# [Directions]
Could you return every record below word for word, leaving out the pictures?

---- Study material

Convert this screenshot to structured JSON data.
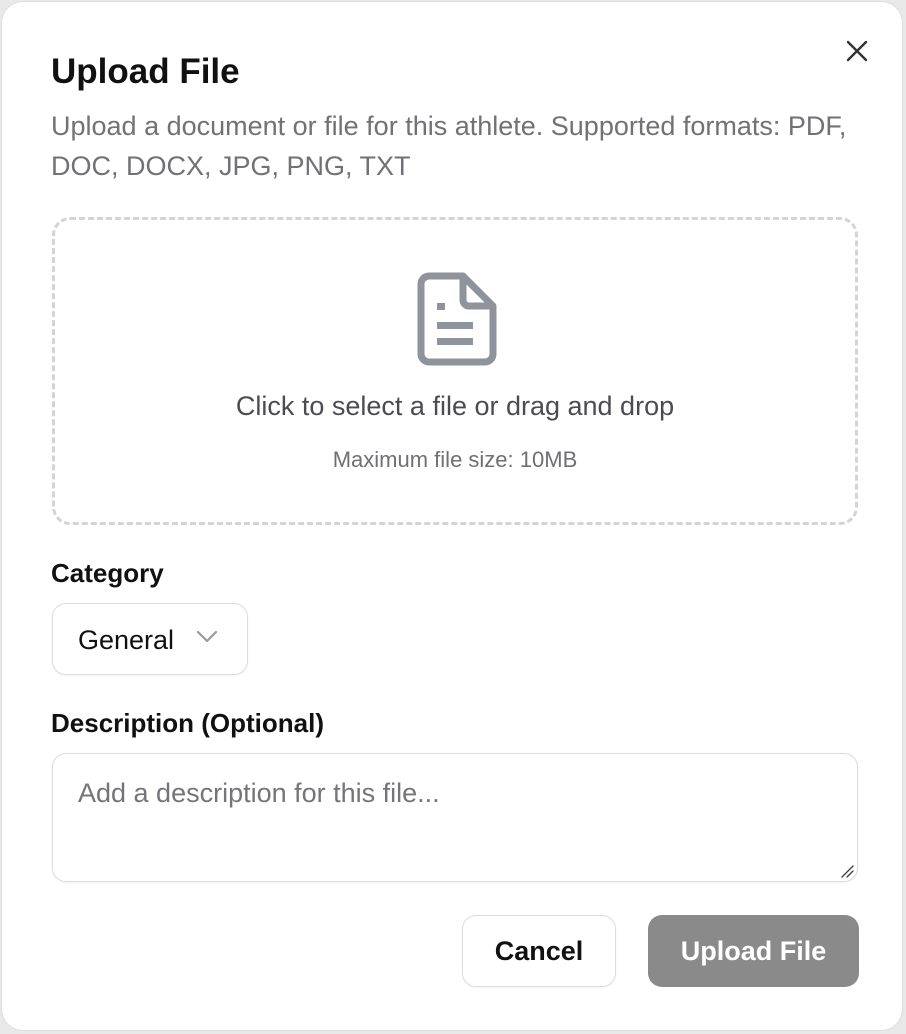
{
  "dialog": {
    "title": "Upload File",
    "subtitle": "Upload a document or file for this athlete. Supported formats: PDF, DOC, DOCX, JPG, PNG, TXT",
    "close_icon": "close-icon"
  },
  "dropzone": {
    "icon": "file-icon",
    "main_text": "Click to select a file or drag and drop",
    "size_hint": "Maximum file size: 10MB"
  },
  "category": {
    "label": "Category",
    "selected": "General",
    "icon": "chevron-down-icon"
  },
  "description": {
    "label": "Description (Optional)",
    "value": "",
    "placeholder": "Add a description for this file..."
  },
  "actions": {
    "cancel_label": "Cancel",
    "upload_label": "Upload File"
  },
  "colors": {
    "upload_button_bg": "#8a8a8a",
    "icon_gray": "#8f939c",
    "subtitle_text": "#717176"
  }
}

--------

# [Answer for the task]
Convert this screenshot to structured JSON data.
{
  "dialog": {
    "title": "Upload File",
    "subtitle": "Upload a document or file for this athlete. Supported formats: PDF, DOC, DOCX, JPG, PNG, TXT",
    "close_icon": "close-icon"
  },
  "dropzone": {
    "icon": "file-icon",
    "main_text": "Click to select a file or drag and drop",
    "size_hint": "Maximum file size: 10MB"
  },
  "category": {
    "label": "Category",
    "selected": "General",
    "icon": "chevron-down-icon"
  },
  "description": {
    "label": "Description (Optional)",
    "value": "",
    "placeholder": "Add a description for this file..."
  },
  "actions": {
    "cancel_label": "Cancel",
    "upload_label": "Upload File"
  },
  "colors": {
    "upload_button_bg": "#8a8a8a",
    "icon_gray": "#8f939c",
    "subtitle_text": "#717176"
  }
}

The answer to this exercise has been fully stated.